Form and Content
At the age of only thirty-five years, Norman Podhoretz had already been, for several years, the editor of Commentary, an important magazine published under the auspices of the American Jewish Committee, and the author of about one hundred pieces of nonfiction. These reviews and articles of various kinds had been appearing in print since 1963 in periodicals such as Partisan Review, The New Yorker, Harper’s Magazine, and Show. Podhoretz had not yet written a book of his own, however, and felt the urgency to do so. Two events triggered the writing of Making It (1967). The first concerned James Baldwin and the publication of The Fire Next Time (1963). This important piece of writing had been commissioned by Podhoretz at Commentary, but Baldwin took the opportunity to get twenty times as much for it from The New Yorker. Podhoretz was furious and accused Baldwin of committing such an unprofessional act partly because, as a black, he would get away with it. Podhoretz further went on to assure Baldwin that he felt no white-liberal guilt, although, admittedly, his attitude toward blacks was less than saintly, based on real childhood experiences in Brooklyn. Baldwin responded by suggesting that Podhoretz write it all down and publish it, which Podhoretz did as “My Negro Problem—and Ours” in the February, 1963, issue of Commentary. This article, which suggested among other things that wholesale miscegenation, while unlikely, might be the best conclusion to the problem of integration in America, given that whites possessed more racist feelings than they admitted to and that blacks had at that time a secret dream of escaping their blackness, received a torrent of response.
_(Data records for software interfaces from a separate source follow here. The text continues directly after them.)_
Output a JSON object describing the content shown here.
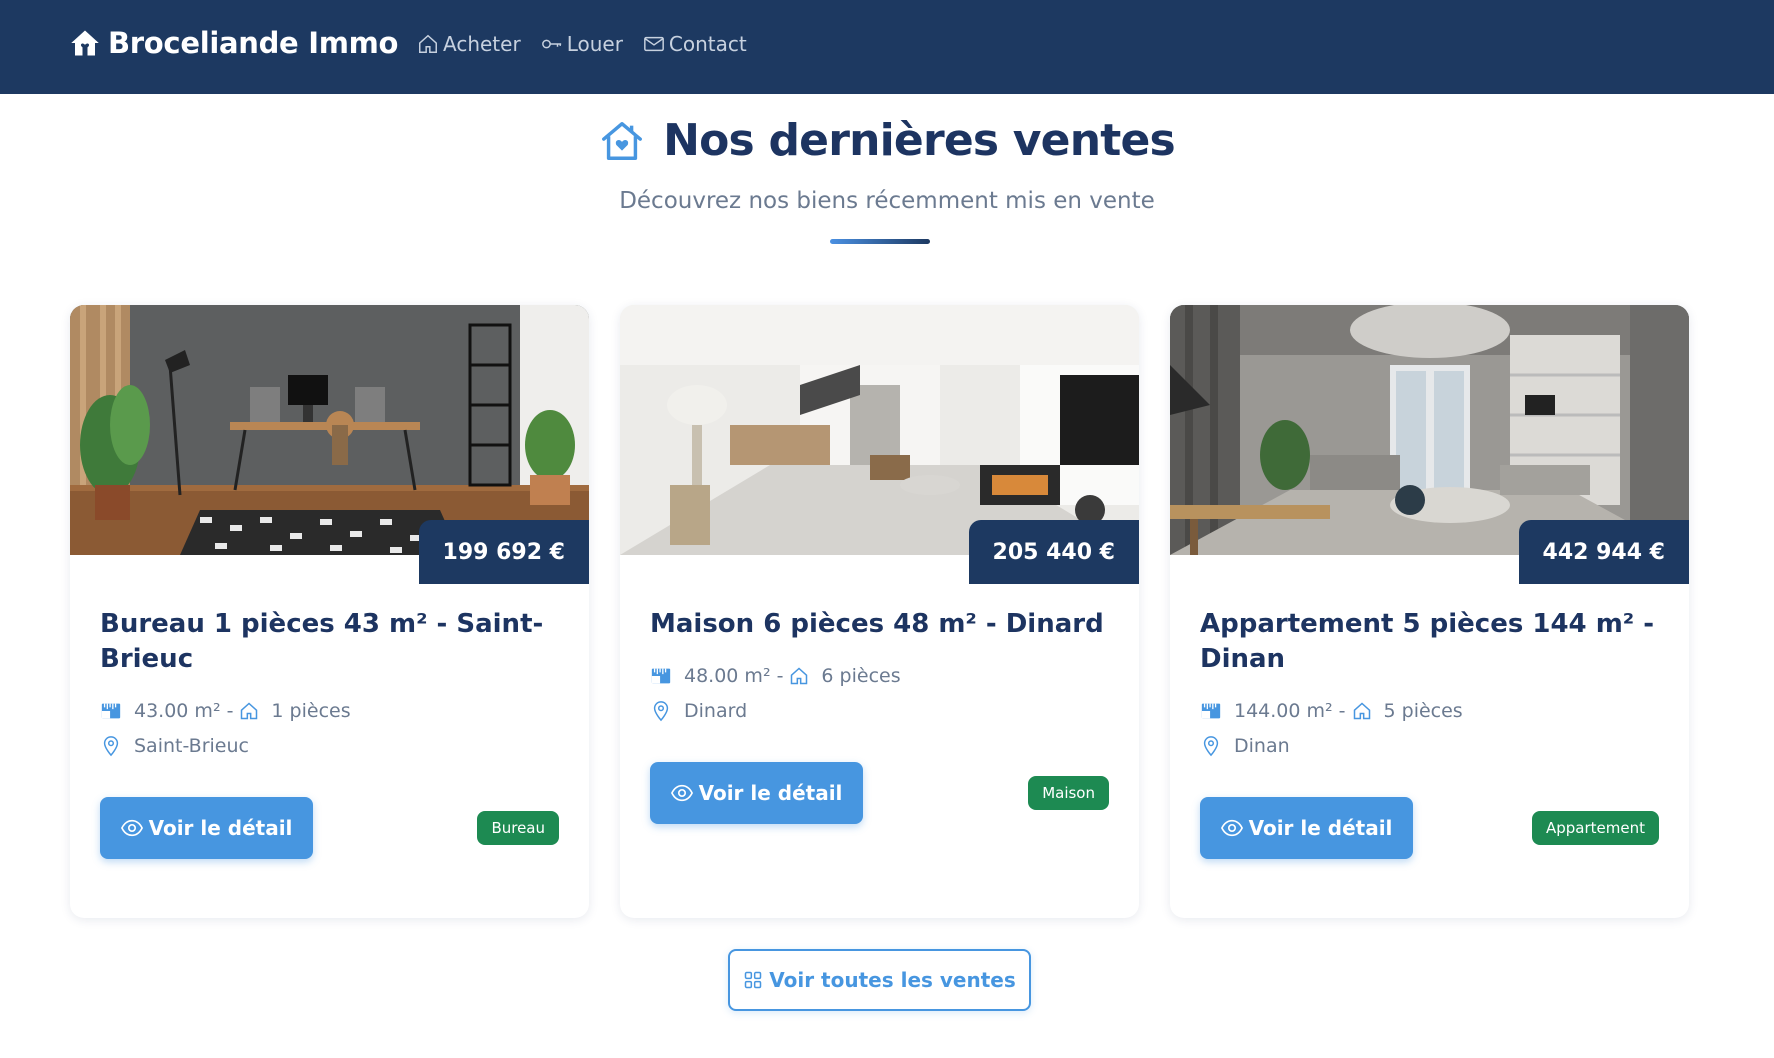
{
  "navbar": {
    "brand": "Broceliande Immo",
    "links": [
      {
        "label": "Acheter",
        "icon": "house-icon"
      },
      {
        "label": "Louer",
        "icon": "key-icon"
      },
      {
        "label": "Contact",
        "icon": "envelope-icon"
      }
    ]
  },
  "hero": {
    "title": "Nos dernières ventes",
    "subtitle": "Découvrez nos biens récemment mis en vente"
  },
  "cards": [
    {
      "price": "199 692 €",
      "title": "Bureau 1 pièces 43 m² - Saint-Brieuc",
      "surface": "43.00 m²",
      "rooms": "1 pièces",
      "city": "Saint-Brieuc",
      "button": "Voir le détail",
      "type": "Bureau"
    },
    {
      "price": "205 440 €",
      "title": "Maison 6 pièces 48 m² - Dinard",
      "surface": "48.00 m²",
      "rooms": "6 pièces",
      "city": "Dinard",
      "button": "Voir le détail",
      "type": "Maison"
    },
    {
      "price": "442 944 €",
      "title": "Appartement 5 pièces 144 m² - Dinan",
      "surface": "144.00 m²",
      "rooms": "5 pièces",
      "city": "Dinan",
      "button": "Voir le détail",
      "type": "Appartement"
    }
  ],
  "all_sales_button": "Voir toutes les ventes",
  "colors": {
    "navbar": "#1d3961",
    "primary": "#4796e0",
    "title": "#1d3461",
    "badge_green": "#1d8a52"
  }
}
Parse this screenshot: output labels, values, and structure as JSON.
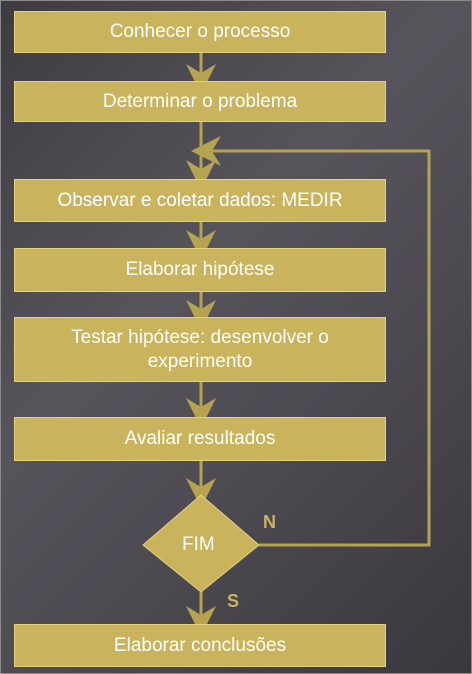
{
  "steps": [
    "Conhecer o processo",
    "Determinar o problema",
    "Observar e coletar dados: MEDIR",
    "Elaborar hipótese",
    "Testar hipótese: desenvolver o experimento",
    "Avaliar resultados"
  ],
  "decision": {
    "label": "FIM",
    "no_label": "N",
    "yes_label": "S"
  },
  "final_step": "Elaborar conclusões",
  "colors": {
    "box_fill": "#c9b35d",
    "line": "#b5a350",
    "background": "#4a474f"
  }
}
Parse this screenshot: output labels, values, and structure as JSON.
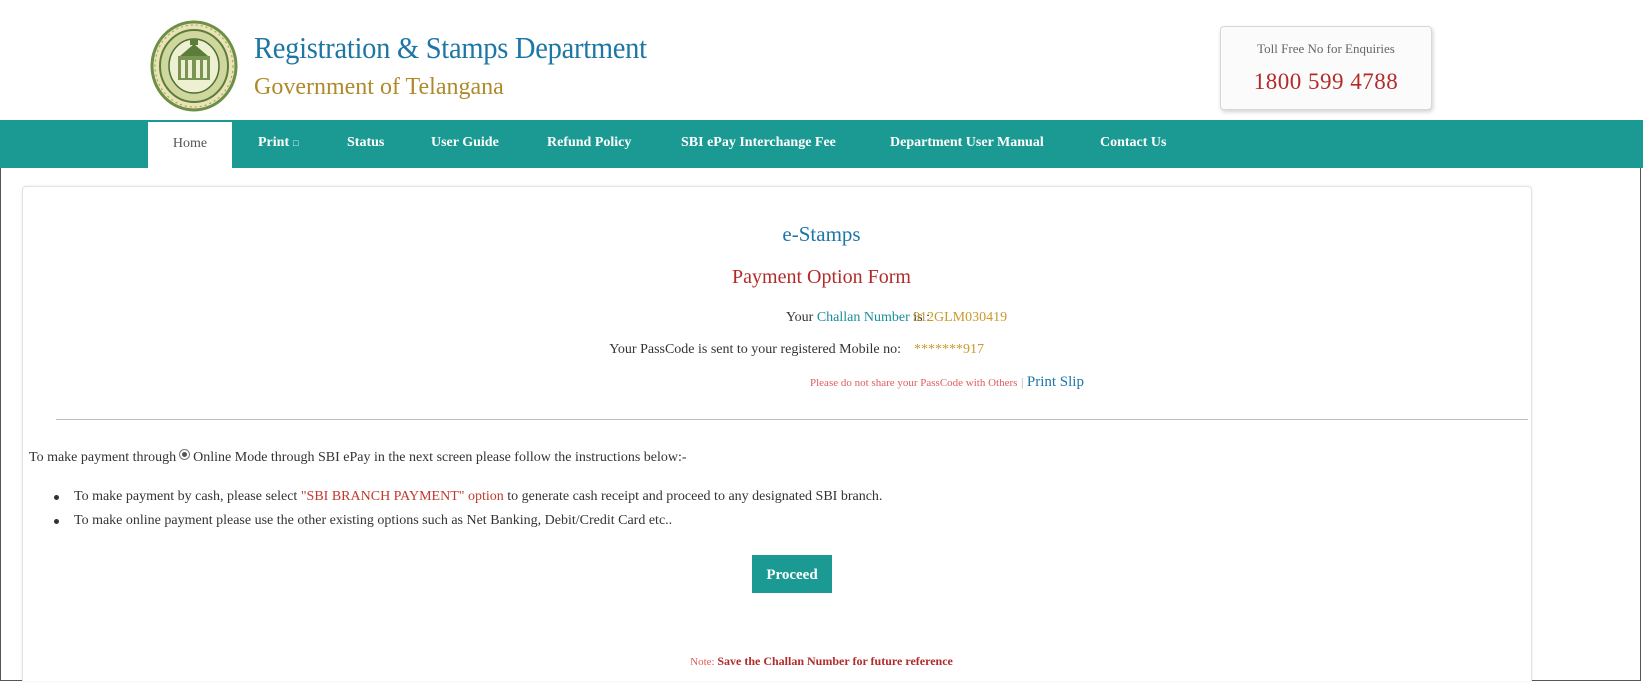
{
  "header": {
    "title": "Registration & Stamps Department",
    "subtitle": "Government of Telangana",
    "toll_label": "Toll Free No for Enquiries",
    "toll_number": "1800 599 4788",
    "logo_icon": "telangana-emblem-icon"
  },
  "nav": {
    "items": [
      {
        "label": "Home"
      },
      {
        "label": "Print",
        "caret": "□"
      },
      {
        "label": "Status"
      },
      {
        "label": "User Guide"
      },
      {
        "label": "Refund Policy"
      },
      {
        "label": "SBI ePay Interchange Fee"
      },
      {
        "label": "Department User Manual"
      },
      {
        "label": "Contact Us"
      }
    ],
    "active": "Home"
  },
  "main": {
    "heading": "e-Stamps",
    "form_title": "Payment Option Form",
    "challan": {
      "prefix": "Your ",
      "label": "Challan Number",
      "suffix": " is :",
      "value": "912GLM030419"
    },
    "passcode": {
      "label": "Your PassCode is sent to your registered Mobile no:",
      "value": "*******917"
    },
    "warning": "Please do not share your PassCode with Others",
    "separator": "|",
    "print_slip": "Print Slip",
    "intro_before": "To make payment through",
    "intro_after": "Online Mode through SBI ePay in the next screen please follow the instructions below:-",
    "bullet1_before": "To make payment by cash, please select ",
    "bullet1_highlight": "\"SBI BRANCH PAYMENT\" option",
    "bullet1_after": " to generate cash receipt and proceed to any designated SBI branch.",
    "bullet2": "To make online payment please use the other existing options such as Net Banking, Debit/Credit Card etc..",
    "proceed_label": "Proceed",
    "note_label": "Note:",
    "note_text": "Save the Challan Number for future reference"
  },
  "colors": {
    "teal": "#1b9a93",
    "title_blue": "#1d76a6",
    "gold": "#b08a2a",
    "red": "#b22b2b"
  }
}
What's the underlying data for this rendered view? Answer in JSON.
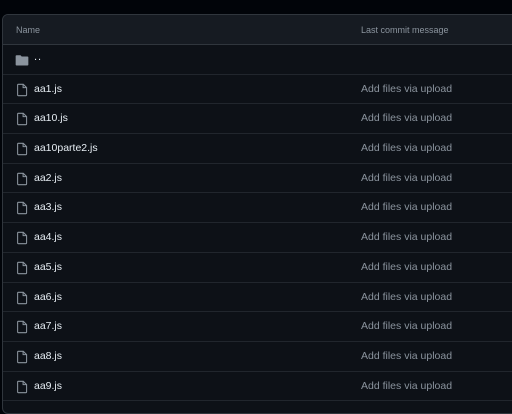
{
  "table": {
    "header": {
      "name_label": "Name",
      "message_label": "Last commit message"
    },
    "parent": {
      "label": "..",
      "icon": "folder-icon"
    },
    "files": [
      {
        "name": "aa1.js",
        "message": "Add files via upload"
      },
      {
        "name": "aa10.js",
        "message": "Add files via upload"
      },
      {
        "name": "aa10parte2.js",
        "message": "Add files via upload"
      },
      {
        "name": "aa2.js",
        "message": "Add files via upload"
      },
      {
        "name": "aa3.js",
        "message": "Add files via upload"
      },
      {
        "name": "aa4.js",
        "message": "Add files via upload"
      },
      {
        "name": "aa5.js",
        "message": "Add files via upload"
      },
      {
        "name": "aa6.js",
        "message": "Add files via upload"
      },
      {
        "name": "aa7.js",
        "message": "Add files via upload"
      },
      {
        "name": "aa8.js",
        "message": "Add files via upload"
      },
      {
        "name": "aa9.js",
        "message": "Add files via upload"
      }
    ]
  },
  "colors": {
    "background": "#010409",
    "panel": "#0d1117",
    "header": "#161b22",
    "border": "#30363d",
    "text": "#e6edf3",
    "muted": "#8b949e"
  }
}
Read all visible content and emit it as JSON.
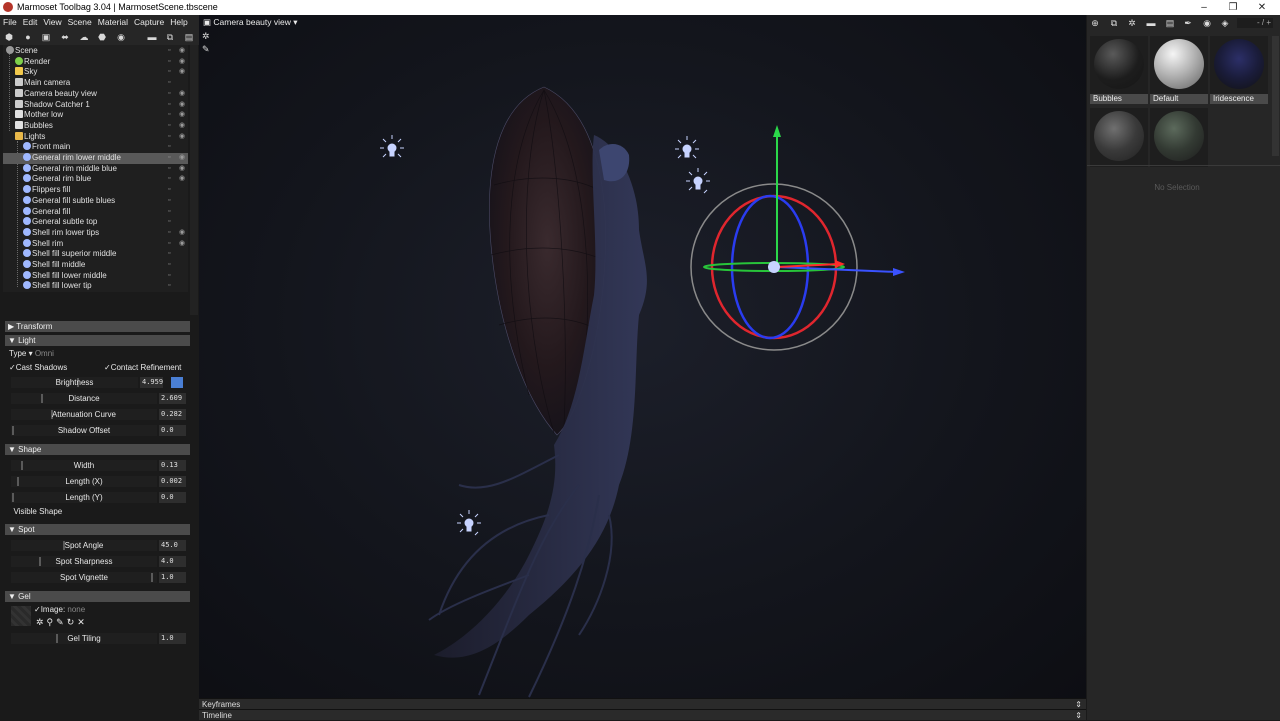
{
  "window": {
    "title": "Marmoset Toolbag 3.04 | MarmosetScene.tbscene",
    "min": "–",
    "restore": "❐",
    "close": "✕"
  },
  "menu": [
    "File",
    "Edit",
    "View",
    "Scene",
    "Material",
    "Capture",
    "Help"
  ],
  "outliner": {
    "items": [
      {
        "label": "Scene",
        "icon": "scene-icon",
        "eye": true,
        "selected": false
      },
      {
        "label": "Render",
        "icon": "render-gear-icon",
        "eye": true,
        "selected": false
      },
      {
        "label": "Sky",
        "icon": "sky-icon",
        "eye": true,
        "selected": false
      },
      {
        "label": "Main camera",
        "icon": "camera-icon",
        "eye": false,
        "selected": false
      },
      {
        "label": "Camera beauty view",
        "icon": "camera-icon",
        "eye": true,
        "selected": false
      },
      {
        "label": "Shadow Catcher 1",
        "icon": "shadow-catcher-icon",
        "eye": true,
        "selected": false
      },
      {
        "label": "Mother low",
        "icon": "mesh-icon",
        "eye": true,
        "selected": false
      },
      {
        "label": "Bubbles",
        "icon": "mesh-icon",
        "eye": true,
        "selected": false
      },
      {
        "label": "Lights",
        "icon": "folder-icon",
        "eye": true,
        "selected": false
      },
      {
        "label": "Front main",
        "icon": "light-bulb-icon",
        "eye": false,
        "selected": false
      },
      {
        "label": "General rim lower middle",
        "icon": "light-bulb-icon",
        "eye": true,
        "selected": true
      },
      {
        "label": "General rim middle blue",
        "icon": "light-bulb-icon",
        "eye": true,
        "selected": false
      },
      {
        "label": "General rim blue",
        "icon": "light-bulb-icon",
        "eye": true,
        "selected": false
      },
      {
        "label": "Flippers fill",
        "icon": "light-bulb-icon",
        "eye": false,
        "selected": false
      },
      {
        "label": "General fill subtle blues",
        "icon": "light-bulb-icon",
        "eye": false,
        "selected": false
      },
      {
        "label": "General fill",
        "icon": "light-bulb-icon",
        "eye": false,
        "selected": false
      },
      {
        "label": "General subtle top",
        "icon": "light-bulb-icon",
        "eye": false,
        "selected": false
      },
      {
        "label": "Shell rim lower tips",
        "icon": "light-bulb-icon",
        "eye": true,
        "selected": false
      },
      {
        "label": "Shell rim",
        "icon": "light-bulb-icon",
        "eye": true,
        "selected": false
      },
      {
        "label": "Shell fill superior middle",
        "icon": "light-bulb-icon",
        "eye": false,
        "selected": false
      },
      {
        "label": "Shell fill middle",
        "icon": "light-bulb-icon",
        "eye": false,
        "selected": false
      },
      {
        "label": "Shell fill lower middle",
        "icon": "light-bulb-icon",
        "eye": false,
        "selected": false
      },
      {
        "label": "Shell fill lower tip",
        "icon": "light-bulb-icon",
        "eye": false,
        "selected": false
      }
    ]
  },
  "properties": {
    "transform": "Transform",
    "light": {
      "title": "Light",
      "type_label": "Type",
      "type_value": "Omni",
      "cast_shadows": "Cast Shadows",
      "contact_refinement": "Contact Refinement",
      "brightness": {
        "label": "Brightness",
        "value": "4.959",
        "color": "#4a7fd4"
      },
      "distance": {
        "label": "Distance",
        "value": "2.609"
      },
      "attenuation": {
        "label": "Attenuation Curve",
        "value": "0.282"
      },
      "shadow_offset": {
        "label": "Shadow Offset",
        "value": "0.0"
      }
    },
    "shape": {
      "title": "Shape",
      "width": {
        "label": "Width",
        "value": "0.13"
      },
      "length_x": {
        "label": "Length (X)",
        "value": "0.002"
      },
      "length_y": {
        "label": "Length (Y)",
        "value": "0.0"
      },
      "visible_shape": "Visible Shape"
    },
    "spot": {
      "title": "Spot",
      "angle": {
        "label": "Spot Angle",
        "value": "45.0"
      },
      "sharpness": {
        "label": "Spot Sharpness",
        "value": "4.0"
      },
      "vignette": {
        "label": "Spot Vignette",
        "value": "1.0"
      }
    },
    "gel": {
      "title": "Gel",
      "image_label": "Image:",
      "image_value": "none",
      "tiling": {
        "label": "Gel Tiling",
        "value": "1.0"
      }
    }
  },
  "viewport": {
    "camera": "Camera beauty view"
  },
  "bottom": {
    "keyframes": "Keyframes",
    "timeline": "Timeline"
  },
  "materials": {
    "zoom": "- / +",
    "items": [
      {
        "label": "Bubbles"
      },
      {
        "label": "Default"
      },
      {
        "label": "Iridescence"
      },
      {
        "label": ""
      },
      {
        "label": ""
      }
    ],
    "no_selection": "No Selection"
  }
}
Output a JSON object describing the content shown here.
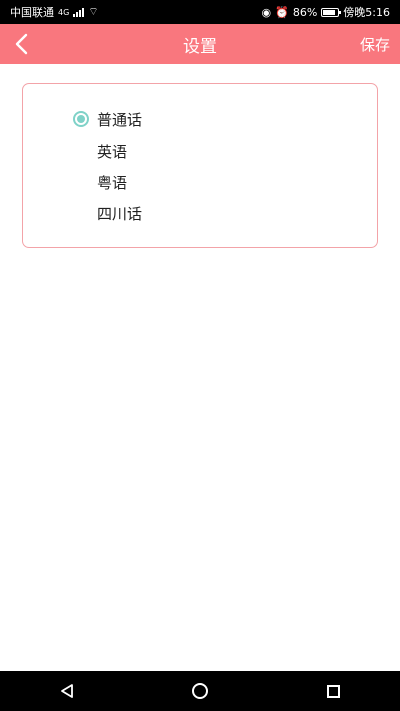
{
  "status": {
    "carrier": "中国联通",
    "signal_label": "4G",
    "battery_percent": "86%",
    "time": "傍晚5:16"
  },
  "appbar": {
    "title": "设置",
    "save_label": "保存"
  },
  "options": [
    {
      "label": "普通话",
      "selected": true
    },
    {
      "label": "英语",
      "selected": false
    },
    {
      "label": "粤语",
      "selected": false
    },
    {
      "label": "四川话",
      "selected": false
    }
  ],
  "colors": {
    "accent": "#f9777e",
    "radio": "#7fd2c8",
    "card_border": "#f3a3a8"
  }
}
More important, it marked a breakthrough for Podhoretz as a writer, for it was the first time he had written in his own voice, not hiding behind the book under review while sneaking in his own opinions.
(The entire section is 803 words.)